Below are records; report the number of lines in them that include the word "shortcut", with no other text.

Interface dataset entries
══════════════════════════════

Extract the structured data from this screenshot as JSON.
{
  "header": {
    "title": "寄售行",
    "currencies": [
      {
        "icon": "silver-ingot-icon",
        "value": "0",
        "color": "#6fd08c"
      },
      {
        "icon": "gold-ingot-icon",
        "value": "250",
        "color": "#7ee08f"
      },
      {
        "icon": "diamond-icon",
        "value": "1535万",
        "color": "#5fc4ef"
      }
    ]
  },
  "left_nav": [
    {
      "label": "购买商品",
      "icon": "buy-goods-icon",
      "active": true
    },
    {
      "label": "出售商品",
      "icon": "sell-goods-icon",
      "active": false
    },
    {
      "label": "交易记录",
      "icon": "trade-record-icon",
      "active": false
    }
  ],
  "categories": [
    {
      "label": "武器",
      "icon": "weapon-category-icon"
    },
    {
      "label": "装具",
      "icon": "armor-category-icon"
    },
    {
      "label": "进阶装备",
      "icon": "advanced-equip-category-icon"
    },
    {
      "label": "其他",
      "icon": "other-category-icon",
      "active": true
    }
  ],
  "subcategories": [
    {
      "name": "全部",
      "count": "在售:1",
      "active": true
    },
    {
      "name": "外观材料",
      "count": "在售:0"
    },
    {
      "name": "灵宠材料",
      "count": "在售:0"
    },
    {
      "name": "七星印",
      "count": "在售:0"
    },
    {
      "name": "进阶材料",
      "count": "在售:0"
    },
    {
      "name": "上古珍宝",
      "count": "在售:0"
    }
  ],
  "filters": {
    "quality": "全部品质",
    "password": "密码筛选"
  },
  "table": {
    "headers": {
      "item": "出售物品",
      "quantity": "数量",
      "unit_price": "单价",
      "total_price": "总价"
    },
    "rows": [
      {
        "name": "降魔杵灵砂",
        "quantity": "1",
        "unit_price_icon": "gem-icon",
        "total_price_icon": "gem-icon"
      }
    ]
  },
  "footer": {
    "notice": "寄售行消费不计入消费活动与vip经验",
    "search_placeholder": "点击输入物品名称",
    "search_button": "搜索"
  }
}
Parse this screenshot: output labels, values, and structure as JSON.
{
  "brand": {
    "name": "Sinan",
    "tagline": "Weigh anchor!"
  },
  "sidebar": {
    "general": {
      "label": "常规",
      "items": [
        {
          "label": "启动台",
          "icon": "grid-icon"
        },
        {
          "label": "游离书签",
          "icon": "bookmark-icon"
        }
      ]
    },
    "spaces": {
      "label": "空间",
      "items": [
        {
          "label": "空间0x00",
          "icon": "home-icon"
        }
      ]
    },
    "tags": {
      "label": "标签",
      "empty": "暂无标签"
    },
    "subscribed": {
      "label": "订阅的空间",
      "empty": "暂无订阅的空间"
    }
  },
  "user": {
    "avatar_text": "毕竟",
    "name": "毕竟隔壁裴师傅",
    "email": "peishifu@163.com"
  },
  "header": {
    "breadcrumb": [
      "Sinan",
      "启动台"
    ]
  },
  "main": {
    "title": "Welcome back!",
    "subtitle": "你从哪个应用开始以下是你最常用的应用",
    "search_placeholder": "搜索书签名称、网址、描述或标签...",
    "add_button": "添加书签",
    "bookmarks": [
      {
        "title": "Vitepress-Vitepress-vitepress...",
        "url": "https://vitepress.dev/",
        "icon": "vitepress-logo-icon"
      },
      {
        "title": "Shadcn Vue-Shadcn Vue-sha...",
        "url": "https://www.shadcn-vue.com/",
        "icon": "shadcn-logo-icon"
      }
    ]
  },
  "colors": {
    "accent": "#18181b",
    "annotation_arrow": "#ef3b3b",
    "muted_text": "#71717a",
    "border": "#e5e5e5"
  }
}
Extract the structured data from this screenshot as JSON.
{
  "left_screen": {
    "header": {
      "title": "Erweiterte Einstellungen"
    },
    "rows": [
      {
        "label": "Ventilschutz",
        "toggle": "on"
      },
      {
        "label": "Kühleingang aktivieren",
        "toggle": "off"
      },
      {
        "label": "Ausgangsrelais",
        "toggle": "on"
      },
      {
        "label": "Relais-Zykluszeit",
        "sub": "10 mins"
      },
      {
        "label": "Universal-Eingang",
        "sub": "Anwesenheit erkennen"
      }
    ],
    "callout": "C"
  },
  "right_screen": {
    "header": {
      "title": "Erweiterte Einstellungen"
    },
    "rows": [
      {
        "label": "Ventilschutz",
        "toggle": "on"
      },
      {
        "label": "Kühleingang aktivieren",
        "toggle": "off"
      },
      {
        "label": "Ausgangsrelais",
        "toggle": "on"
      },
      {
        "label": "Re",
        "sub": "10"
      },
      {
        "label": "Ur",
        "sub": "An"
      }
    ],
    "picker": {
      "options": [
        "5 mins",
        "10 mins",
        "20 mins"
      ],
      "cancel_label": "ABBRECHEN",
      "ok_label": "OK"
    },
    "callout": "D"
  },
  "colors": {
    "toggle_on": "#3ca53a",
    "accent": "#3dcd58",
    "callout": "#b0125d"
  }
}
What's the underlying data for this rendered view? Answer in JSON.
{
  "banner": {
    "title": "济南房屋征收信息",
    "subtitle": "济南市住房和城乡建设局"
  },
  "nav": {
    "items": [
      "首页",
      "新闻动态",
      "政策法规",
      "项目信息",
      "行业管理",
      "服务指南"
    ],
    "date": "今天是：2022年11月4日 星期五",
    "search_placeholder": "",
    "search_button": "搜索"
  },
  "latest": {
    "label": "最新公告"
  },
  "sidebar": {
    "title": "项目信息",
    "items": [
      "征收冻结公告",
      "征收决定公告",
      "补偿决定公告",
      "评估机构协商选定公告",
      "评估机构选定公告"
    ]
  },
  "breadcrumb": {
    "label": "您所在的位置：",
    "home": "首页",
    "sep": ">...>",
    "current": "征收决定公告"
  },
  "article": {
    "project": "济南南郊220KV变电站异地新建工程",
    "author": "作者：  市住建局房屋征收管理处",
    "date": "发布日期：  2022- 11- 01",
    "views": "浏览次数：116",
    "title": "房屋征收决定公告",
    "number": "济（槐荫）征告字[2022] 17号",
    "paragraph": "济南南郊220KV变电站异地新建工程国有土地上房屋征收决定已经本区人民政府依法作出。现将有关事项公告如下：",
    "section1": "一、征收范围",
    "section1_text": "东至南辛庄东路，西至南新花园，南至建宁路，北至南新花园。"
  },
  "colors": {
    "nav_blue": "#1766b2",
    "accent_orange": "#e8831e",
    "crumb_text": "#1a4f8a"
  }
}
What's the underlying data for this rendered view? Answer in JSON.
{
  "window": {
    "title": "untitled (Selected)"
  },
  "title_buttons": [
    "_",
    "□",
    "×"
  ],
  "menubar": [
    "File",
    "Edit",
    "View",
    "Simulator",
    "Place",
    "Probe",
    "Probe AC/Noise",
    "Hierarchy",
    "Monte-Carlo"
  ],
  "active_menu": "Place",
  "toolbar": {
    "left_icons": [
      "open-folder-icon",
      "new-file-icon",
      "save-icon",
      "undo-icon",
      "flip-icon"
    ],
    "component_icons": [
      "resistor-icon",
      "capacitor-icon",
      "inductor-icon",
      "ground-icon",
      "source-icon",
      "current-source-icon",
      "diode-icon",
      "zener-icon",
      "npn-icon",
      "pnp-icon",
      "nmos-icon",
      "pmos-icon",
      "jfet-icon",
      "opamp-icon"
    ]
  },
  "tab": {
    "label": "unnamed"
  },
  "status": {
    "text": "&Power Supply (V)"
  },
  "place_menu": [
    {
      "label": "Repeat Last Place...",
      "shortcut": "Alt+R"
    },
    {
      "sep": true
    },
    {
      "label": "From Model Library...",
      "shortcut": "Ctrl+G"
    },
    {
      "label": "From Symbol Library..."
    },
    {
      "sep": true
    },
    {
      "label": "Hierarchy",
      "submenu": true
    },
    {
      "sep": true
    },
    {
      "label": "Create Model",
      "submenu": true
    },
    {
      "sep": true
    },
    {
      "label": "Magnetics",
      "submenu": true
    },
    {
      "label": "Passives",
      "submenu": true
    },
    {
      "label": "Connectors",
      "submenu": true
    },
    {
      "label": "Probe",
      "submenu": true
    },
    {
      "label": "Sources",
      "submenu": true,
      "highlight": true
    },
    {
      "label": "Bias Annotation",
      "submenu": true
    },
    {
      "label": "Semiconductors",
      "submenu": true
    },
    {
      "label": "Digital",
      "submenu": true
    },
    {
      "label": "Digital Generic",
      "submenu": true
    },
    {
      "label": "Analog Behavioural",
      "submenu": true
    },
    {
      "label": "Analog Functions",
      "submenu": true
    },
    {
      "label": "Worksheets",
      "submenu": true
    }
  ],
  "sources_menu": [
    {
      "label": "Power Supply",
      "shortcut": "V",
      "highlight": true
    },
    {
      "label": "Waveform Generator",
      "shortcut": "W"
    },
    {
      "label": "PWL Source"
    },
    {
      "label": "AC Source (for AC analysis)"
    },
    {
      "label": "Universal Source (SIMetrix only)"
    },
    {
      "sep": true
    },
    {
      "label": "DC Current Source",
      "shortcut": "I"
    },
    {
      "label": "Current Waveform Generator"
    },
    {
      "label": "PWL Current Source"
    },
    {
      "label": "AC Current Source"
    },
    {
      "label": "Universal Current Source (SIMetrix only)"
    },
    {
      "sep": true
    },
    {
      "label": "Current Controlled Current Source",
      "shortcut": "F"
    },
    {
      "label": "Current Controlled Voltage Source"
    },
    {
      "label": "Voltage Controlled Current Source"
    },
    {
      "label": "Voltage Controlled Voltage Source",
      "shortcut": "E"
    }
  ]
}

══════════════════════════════

• [Task answer]: 7